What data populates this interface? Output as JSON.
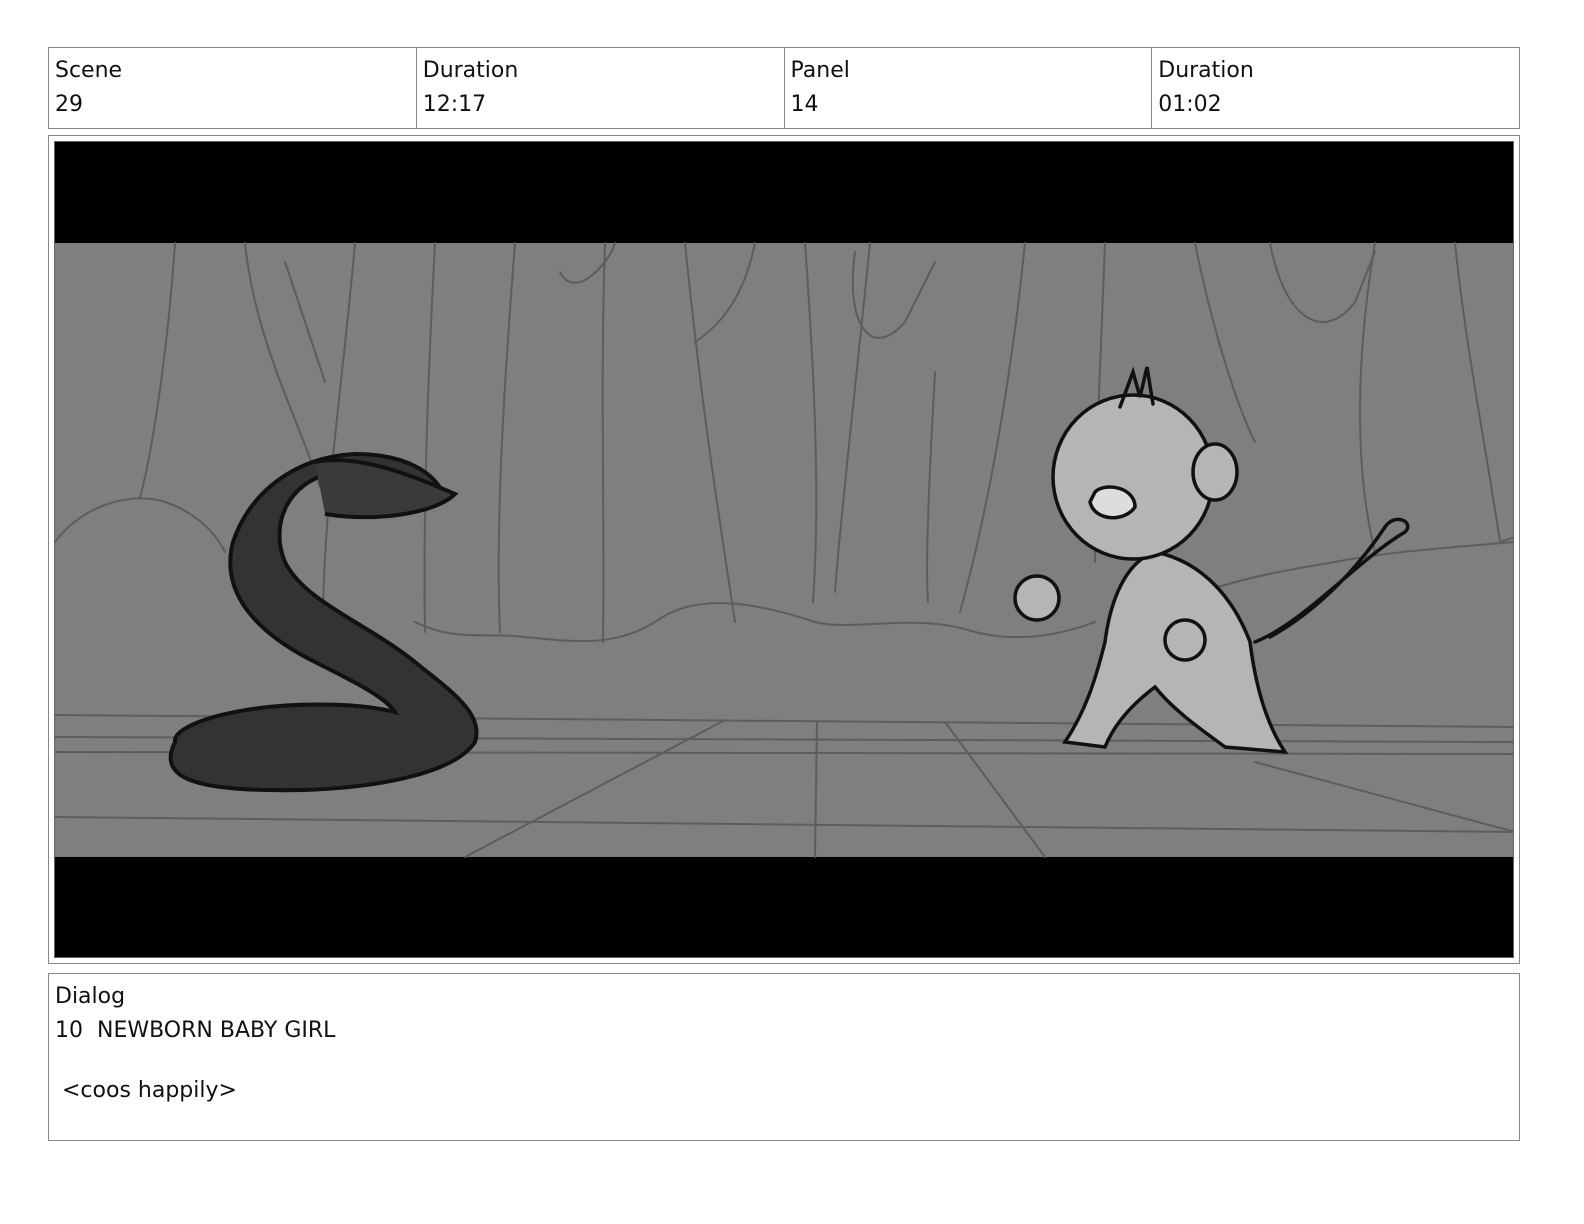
{
  "header": {
    "scene_label": "Scene",
    "scene_value": "29",
    "scene_duration_label": "Duration",
    "scene_duration_value": "12:17",
    "panel_label": "Panel",
    "panel_value": "14",
    "panel_duration_label": "Duration",
    "panel_duration_value": "01:02"
  },
  "panel_image": {
    "description_icon": "storyboard-sketch-image"
  },
  "dialog": {
    "label": "Dialog",
    "speaker_line": "10  NEWBORN BABY GIRL",
    "line": " <coos happily>"
  }
}
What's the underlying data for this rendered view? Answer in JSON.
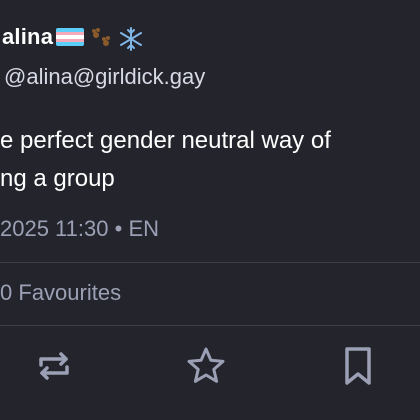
{
  "post": {
    "display_name": "alina",
    "handle": "@alina@girldick.gay",
    "content_lines": [
      "e perfect gender neutral way of",
      "ng a group"
    ],
    "timestamp": "2025 11:30",
    "separator": "•",
    "language": "EN",
    "favourites_count": "0",
    "favourites_label": "Favourites"
  },
  "flag_colors": [
    "#5bcefa",
    "#f5a9b8",
    "#ffffff",
    "#f5a9b8",
    "#5bcefa"
  ],
  "colors": {
    "background": "#23242c",
    "text": "#ffffff",
    "muted": "#9ba0b4",
    "divider": "#3c3e4b",
    "icon": "#9ba0b4"
  },
  "icons": {
    "boost": "boost-icon",
    "favourite": "star-icon",
    "bookmark": "bookmark-icon"
  }
}
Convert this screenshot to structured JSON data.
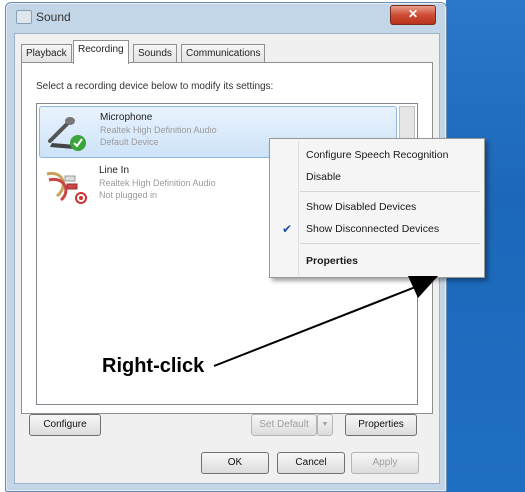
{
  "window": {
    "title": "Sound",
    "close_glyph": "✕"
  },
  "tabs": [
    {
      "label": "Playback"
    },
    {
      "label": "Recording",
      "active": true
    },
    {
      "label": "Sounds"
    },
    {
      "label": "Communications"
    }
  ],
  "panel": {
    "instruction": "Select a recording device below to modify its settings:",
    "devices": [
      {
        "name": "Microphone",
        "detail": "Realtek High Definition Audio",
        "status": "Default Device",
        "icon": "microphone-icon",
        "badge": "green-check-icon",
        "selected": true
      },
      {
        "name": "Line In",
        "detail": "Realtek High Definition Audio",
        "status": "Not plugged in",
        "icon": "line-in-cable-icon",
        "badge": "red-unplugged-icon",
        "selected": false
      }
    ]
  },
  "buttons": {
    "configure": "Configure",
    "set_default": "Set Default",
    "dropdown_glyph": "▼",
    "properties": "Properties",
    "ok": "OK",
    "cancel": "Cancel",
    "apply": "Apply"
  },
  "context_menu": {
    "items": [
      {
        "label": "Configure Speech Recognition"
      },
      {
        "label": "Disable"
      },
      {
        "label": "Show Disabled Devices"
      },
      {
        "label": "Show Disconnected Devices",
        "checked": true
      },
      {
        "label": "Properties",
        "bold": true
      }
    ],
    "check_glyph": "✔"
  },
  "annotation": {
    "text": "Right-click"
  },
  "colors": {
    "desktop": "#1f6fc3",
    "window_frame": "#c3d6e8",
    "selection": "#cde3f8",
    "close_button": "#cf4d35",
    "check_badge": "#3aa53a"
  }
}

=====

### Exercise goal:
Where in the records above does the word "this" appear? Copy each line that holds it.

### Response area:
What data populates this interface? Output as JSON.
What's the underlying data for this rendered view? Answer in JSON.
Convert this screenshot to structured JSON data.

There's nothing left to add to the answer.